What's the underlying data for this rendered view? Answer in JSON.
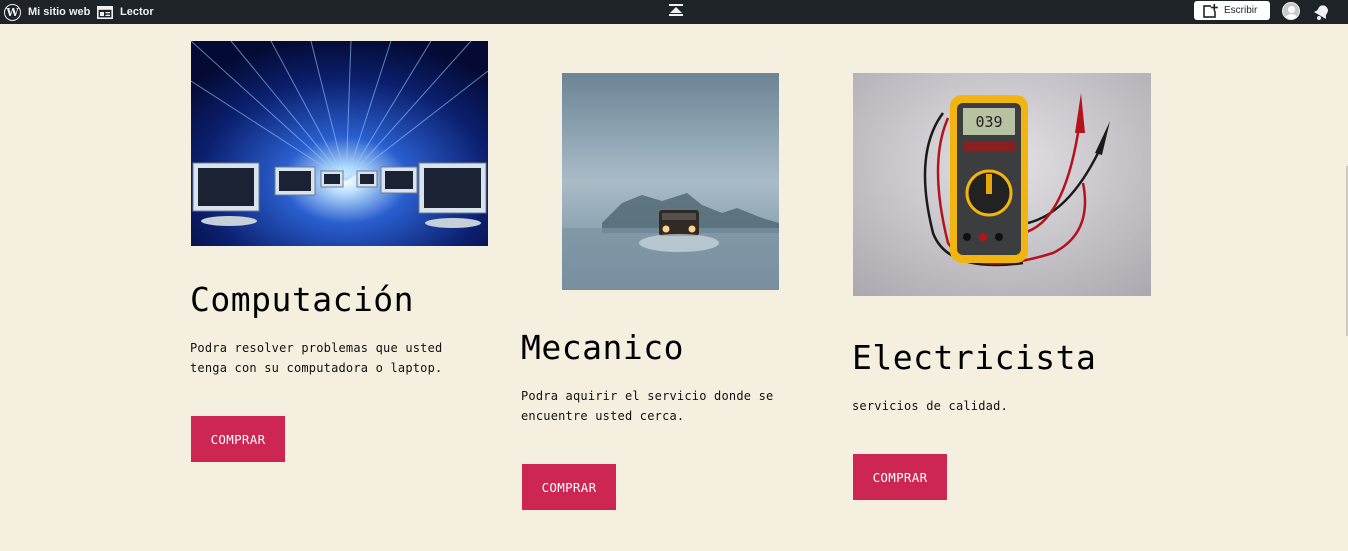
{
  "adminbar": {
    "site_label": "Mi sitio web",
    "reader_label": "Lector",
    "write_label": "Escribir"
  },
  "cards": [
    {
      "title": "Computación",
      "description": "Podra resolver problemas que usted tenga con su computadora o laptop.",
      "button": "COMPRAR",
      "image": "computer-data-tunnel-image"
    },
    {
      "title": "Mecanico",
      "description": "Podra aquirir el servicio donde se encuentre usted cerca.",
      "button": "COMPRAR",
      "image": "truck-in-fog-image"
    },
    {
      "title": "Electricista",
      "description": "servicios de calidad.",
      "button": "COMPRAR",
      "image": "multimeter-image"
    }
  ],
  "colors": {
    "background": "#f5efe0",
    "adminbar": "#1d2327",
    "button": "#cd2653"
  }
}
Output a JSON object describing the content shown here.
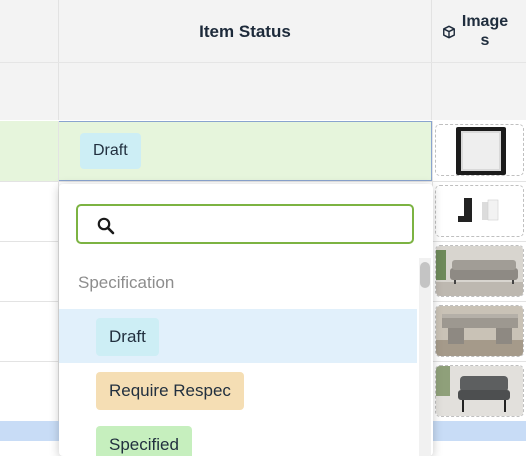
{
  "header": {
    "status_title": "Item Status",
    "images_title": "Images"
  },
  "selected_row": {
    "status": "Draft"
  },
  "dropdown": {
    "search_value": "",
    "section_label": "Specification",
    "options": [
      {
        "label": "Draft",
        "color": "#cdeef5",
        "highlighted": true
      },
      {
        "label": "Require Respec",
        "color": "#f5deb4",
        "highlighted": false
      },
      {
        "label": "Specified",
        "color": "#c6efbe",
        "highlighted": false
      }
    ]
  },
  "thumbnails": [
    "mirror-image",
    "wall-hooks-image",
    "sofa-image",
    "coffee-table-image",
    "armchair-image"
  ],
  "colors": {
    "selected_row_bg": "#e6f5dc",
    "search_border": "#7cb342",
    "highlight_bg": "#e1f0fb"
  }
}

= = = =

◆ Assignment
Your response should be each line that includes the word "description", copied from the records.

◆ Problem solution
      "description": "Podra resolver problemas que usted tenga con su computadora o laptop.",
      "description": "Podra aquirir el servicio donde se encuentre usted cerca.",
      "description": "servicios de calidad.",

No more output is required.